◆ Task item ◆
An exact copy of all the data is the required output.

◆ Data shown ◆
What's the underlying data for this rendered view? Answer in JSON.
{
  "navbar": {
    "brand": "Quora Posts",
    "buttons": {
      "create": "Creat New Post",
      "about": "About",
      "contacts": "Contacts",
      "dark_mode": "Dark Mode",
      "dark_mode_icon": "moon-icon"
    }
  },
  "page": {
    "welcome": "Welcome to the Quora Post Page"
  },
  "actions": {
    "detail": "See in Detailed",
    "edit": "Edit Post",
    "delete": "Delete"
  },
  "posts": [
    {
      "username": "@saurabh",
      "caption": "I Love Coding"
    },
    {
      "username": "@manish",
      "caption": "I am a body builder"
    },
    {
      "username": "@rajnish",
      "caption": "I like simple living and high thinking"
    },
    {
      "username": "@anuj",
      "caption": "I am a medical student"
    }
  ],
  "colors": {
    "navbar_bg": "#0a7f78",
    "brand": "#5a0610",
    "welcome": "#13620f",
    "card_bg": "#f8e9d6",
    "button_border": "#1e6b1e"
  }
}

◆ Expected output ◆
What's the underlying data for this rendered view? Answer in JSON.
{
  "navbar": {
    "brand": "Quora Posts",
    "buttons": {
      "create": "Creat New Post",
      "about": "About",
      "contacts": "Contacts",
      "dark_mode": "Dark Mode",
      "dark_mode_icon": "moon-icon"
    }
  },
  "page": {
    "welcome": "Welcome to the Quora Post Page"
  },
  "actions": {
    "detail": "See in Detailed",
    "edit": "Edit Post",
    "delete": "Delete"
  },
  "posts": [
    {
      "username": "@saurabh",
      "caption": "I Love Coding"
    },
    {
      "username": "@manish",
      "caption": "I am a body builder"
    },
    {
      "username": "@rajnish",
      "caption": "I like simple living and high thinking"
    },
    {
      "username": "@anuj",
      "caption": "I am a medical student"
    }
  ],
  "colors": {
    "navbar_bg": "#0a7f78",
    "brand": "#5a0610",
    "welcome": "#13620f",
    "card_bg": "#f8e9d6",
    "button_border": "#1e6b1e"
  }
}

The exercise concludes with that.